At the Association of Moving Image Archivists Conference, Nov. 5-7

AMIA Conference 2009   panel

UPDATE: slides from the presentation are now available: problem-of-open-media.pdf or problem-of-open-media.odp (OpenDocument Presentation format).

Any copyright reformers in St. Louis? I’ll be attending the annual conference of the Association of Moving Image Archivists (AMIA) in St. Louis from Nov. 5th-7th, as will board members Jeff Ubois and Brewster Kahle.

On Saturday, Nov. 7th, from 10:45-11:45am, I’ll be on a panel entitled The Problem of Open Media, organized by Jack Brighton of Illinois Public Media, with Rick Prelinger (Prelinger Library & Archives), Suzanne M. Fischer (the Henry Ford), and Peter Kaufman (Intelligent Television).

It might be clarifying to call the panel “The Problem of Closed Media” or “The Problem of Monopolized Content”… but then, perhaps that’s exactly the sort of discussion to save for the panel! It should be a good session. Here’s the description:

The term ‘Open Media’ has gained currency with the explosion of online archives. Some media collections are open for people to download, share, mashup, and reuse. Others seek to prevent their works from being copied. To the extent that there is an “open media community,” it envisions a large and active public media commons, providing global access to historical, cultural, and other materials relevant, and in many cases vital, to the public interest. Meanwhile, copyright and intellectual property laws add layers of confusion and conflicting interests, while new technologies make controlling and monetizing media problematic for all concerned. How might we solve the problem of open media? This session will address some of the obstacles and opportunities, and suggest new business models that allow content to breathe freely while still paying the rent. We’ll also discuss the role of the archivist as key to an open media future.

Many thanks to Jack Brighton for putting it together.

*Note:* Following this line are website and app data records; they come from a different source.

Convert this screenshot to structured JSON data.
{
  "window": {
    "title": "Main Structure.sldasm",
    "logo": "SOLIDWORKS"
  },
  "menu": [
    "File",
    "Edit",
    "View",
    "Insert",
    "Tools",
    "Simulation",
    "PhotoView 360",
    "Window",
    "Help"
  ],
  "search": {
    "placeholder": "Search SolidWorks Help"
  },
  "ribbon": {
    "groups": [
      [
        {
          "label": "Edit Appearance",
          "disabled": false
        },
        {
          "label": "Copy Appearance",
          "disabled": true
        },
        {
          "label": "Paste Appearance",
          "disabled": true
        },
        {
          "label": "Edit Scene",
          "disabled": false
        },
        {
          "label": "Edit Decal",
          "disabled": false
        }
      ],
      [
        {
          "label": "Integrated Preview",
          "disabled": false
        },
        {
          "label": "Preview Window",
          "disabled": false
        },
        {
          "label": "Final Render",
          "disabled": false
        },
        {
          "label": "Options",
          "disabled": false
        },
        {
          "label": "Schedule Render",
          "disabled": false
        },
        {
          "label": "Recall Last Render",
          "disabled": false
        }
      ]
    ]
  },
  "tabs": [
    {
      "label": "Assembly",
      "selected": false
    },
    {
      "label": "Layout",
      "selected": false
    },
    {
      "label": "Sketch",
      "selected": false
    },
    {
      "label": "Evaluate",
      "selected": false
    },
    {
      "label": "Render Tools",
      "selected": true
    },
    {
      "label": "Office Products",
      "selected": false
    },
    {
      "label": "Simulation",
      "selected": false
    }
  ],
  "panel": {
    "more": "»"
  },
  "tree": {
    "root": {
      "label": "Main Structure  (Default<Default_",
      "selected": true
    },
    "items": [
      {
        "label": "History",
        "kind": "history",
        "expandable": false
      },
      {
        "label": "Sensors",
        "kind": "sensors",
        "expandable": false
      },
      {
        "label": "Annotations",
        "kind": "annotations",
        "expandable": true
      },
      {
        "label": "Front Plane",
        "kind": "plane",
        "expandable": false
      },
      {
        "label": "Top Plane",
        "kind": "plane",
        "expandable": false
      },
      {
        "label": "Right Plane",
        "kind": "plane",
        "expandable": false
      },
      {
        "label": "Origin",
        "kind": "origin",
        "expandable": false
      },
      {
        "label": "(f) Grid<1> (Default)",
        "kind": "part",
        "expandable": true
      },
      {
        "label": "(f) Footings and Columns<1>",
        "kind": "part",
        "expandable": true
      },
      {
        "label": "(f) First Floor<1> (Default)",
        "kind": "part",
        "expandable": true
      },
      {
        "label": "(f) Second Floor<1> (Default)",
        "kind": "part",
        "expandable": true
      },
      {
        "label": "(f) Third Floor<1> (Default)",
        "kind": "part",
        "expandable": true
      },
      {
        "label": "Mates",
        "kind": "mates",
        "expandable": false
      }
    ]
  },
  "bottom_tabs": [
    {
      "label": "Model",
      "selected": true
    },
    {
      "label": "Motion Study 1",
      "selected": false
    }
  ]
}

Copyright has made it increasingly difficult to do what archivists do, as Jeff Ubois knows firsthand from his experiences in television archiving. I’m looking forward to gathering hearing some more stories at the conference, from those on the front lines.

Karl Fogel